Adventures in Photography Challenge Round-Up
So I didn’t quite make it to day 31.
I had completely underestimated the amount of work and time that would be required to finish this challenge and in the end work commitments forced me to abandon my project on day 27. I completed 26 days, visited 26 different locations and took 351 different images. It was mostly really good fun and it forced me to go out on days when the weather was horrible and I really wasn’t feeling that creative. But despite some challenges I have come away with some images that I like and that I will probably use again so it was definitely worth while. I have also spent 26 days out in the Suffolk countryside which is always rewarding. It is something I never tire of and I am lucky to have such varied and beautiful landscape on my doorstep.
So what have I learned from my challenge?
I create my best work without pressure when I have time to connect with the landscape.
The challenge was a really different way of working for me. I often only go out if the weather looks promising. I tend to go out with a pre planned shot / shots in mind and work with the weather and light. I rarely go out every day as there are always too many pulls on my time. So from that respect the challenge was brilliant. It forced me to get out, it force me to think creatively and it forced me to embrace all the varied weather that the Suffolk Coast could throw at me!
I don’t need to travel to take compelling landscape images
It is easy to assume that the images we can make by staying local are somehow inferior to those captured further afield but this is just nonsense. Compelling images can be made anywhere with a bit of vision and a whole lot of observation. This challenge was the ultimate exercise in observation and making the most from one location.
Quality over quantity is best every time.
Working to shoot 20 plus images in one session I felt was a compromise between quality and quantity. It was hard to maintain the creative enthusiasm for high numbers of images. The process became more about story telling using multiple shots rather than 20 separate stand alone images. It was also hard to relax and connect with the landscape whilst working so hard to capture a large amount of images. So I learned that, personally, I much prefer to go out and soak up the feeling of a place and come away with one or two shots if I am lucky. For me it is not all about the images it is about a process, a connection and spending quality time in the landscape.

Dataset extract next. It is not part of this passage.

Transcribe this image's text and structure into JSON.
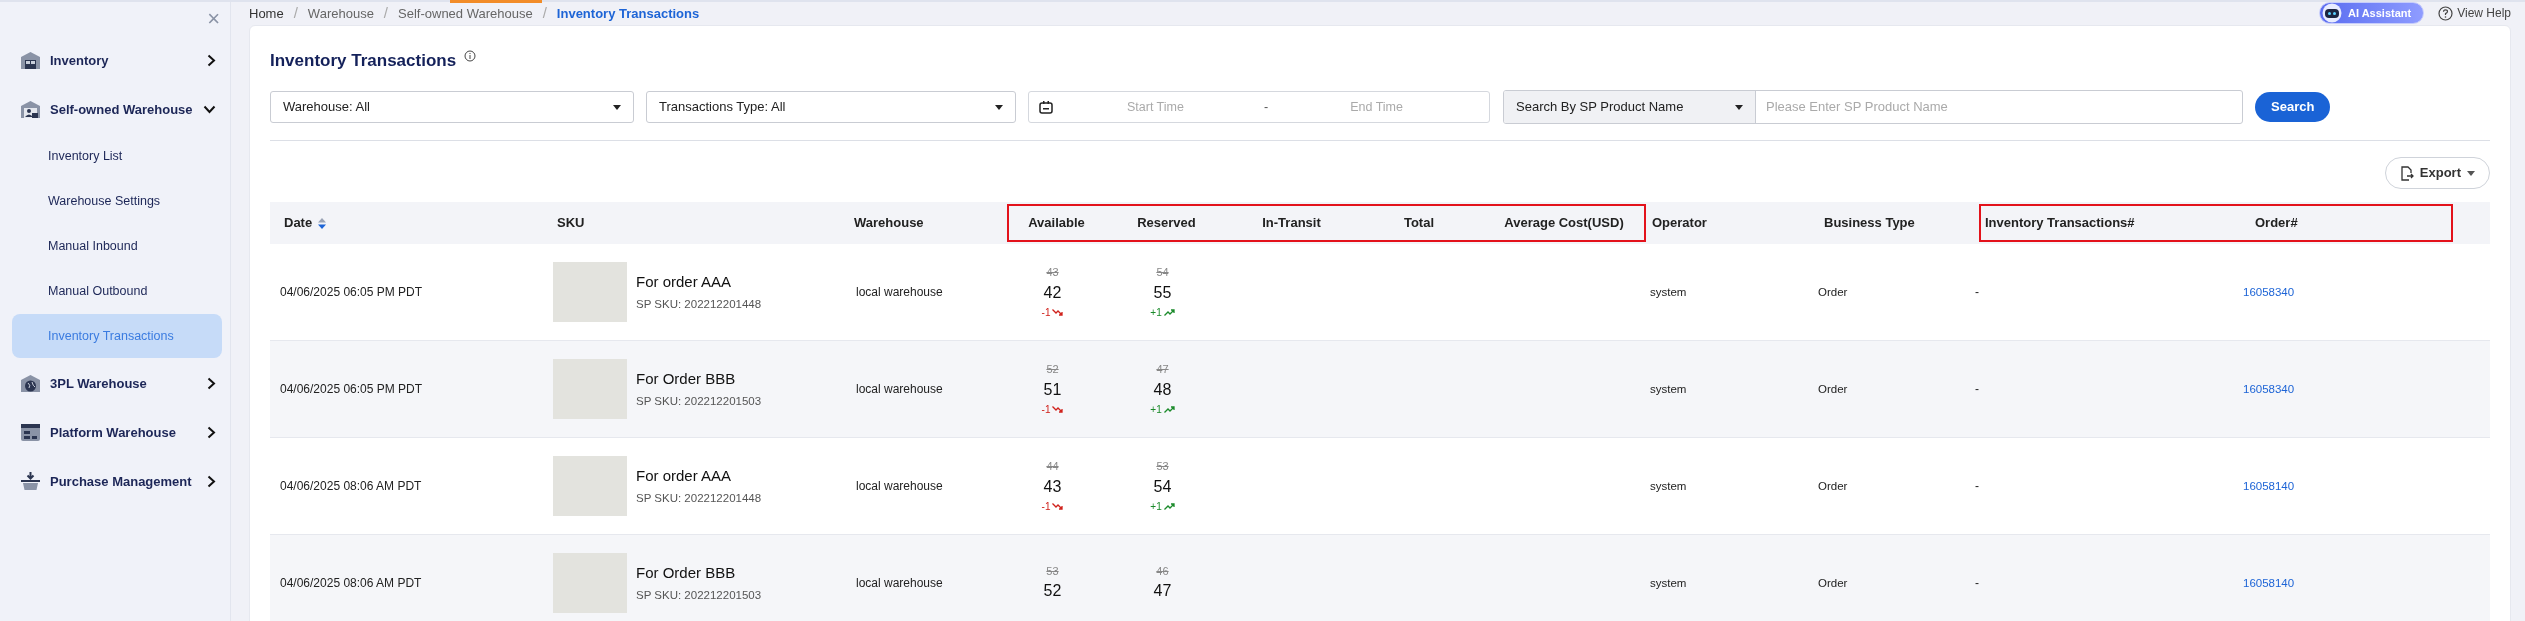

The weather doesn’t matter
It is possible to take interesting images in any weather. March was actually pretty grey and dull and I am sure if I was taking images normally I wouldn’t have gone out half as much. I found I actually prefer soft light and greyer days to vibrant skies and I made some of my favourite images on the worst days. This shot from East Lane, Bawdsey was taken on day six on a very grey morning but it is one of my favourite images from the month.
My favourite day
I enjoyed all my trips out and especially enjoyed discovering areas I hadn’t visited before like the beech woods at Lower Hollesley Common (day 14) or the fens by the River Tang (day 21). Neither site produced the best images but the experience in both cases was really memorable. For images, I loved day 25 at Waldringfield and day 22 around Hollesley and Boyton. In terms of connecting with the landscape the walk around Hollesley and Boyton was my favourite day which goes to show how staying local can have real benefits.
My worst or most challenging day
I didn’t really have a worst day. I had some challenging times – the worst day being day 11 at Shingle Street where I was trying to photograph in 50 mile an hour winds and ended up breaking a 6 stop filter and losing my lens cap to the wind and rough seas.
I was also saddened by the amount of litter on the beach, as captured on day 10. Litter was a bit of an unwanted theme and seems to have become much worse over the course of the pandemic. It was especially noticeable around the Orwell Bridge where the bins were over flowing and the amount of litter by the footpath was disgusting.
The most shocking thing I saw was the fire in the gamekeepers cottage at Staverton Thicks on day 4 of my challenge which put a cloud over an otherwise beautiful day.
I feel upset that I never made the end of my challenge but I know that I have had some memorable days out and maybe even come back with one or two decent images. For me photography is all about connecting with the natural world, spending time in nature and getting joy out of observing all the wildlife and tiny details around me just as much as capturing the grander landscape views. For this reason the challenge was so worth while.
If you feel like taking on a similar challenge yourself then I can highly recommend it – it will force you to get out more, and to observe more and ultimately will make you a better and more connected photographer.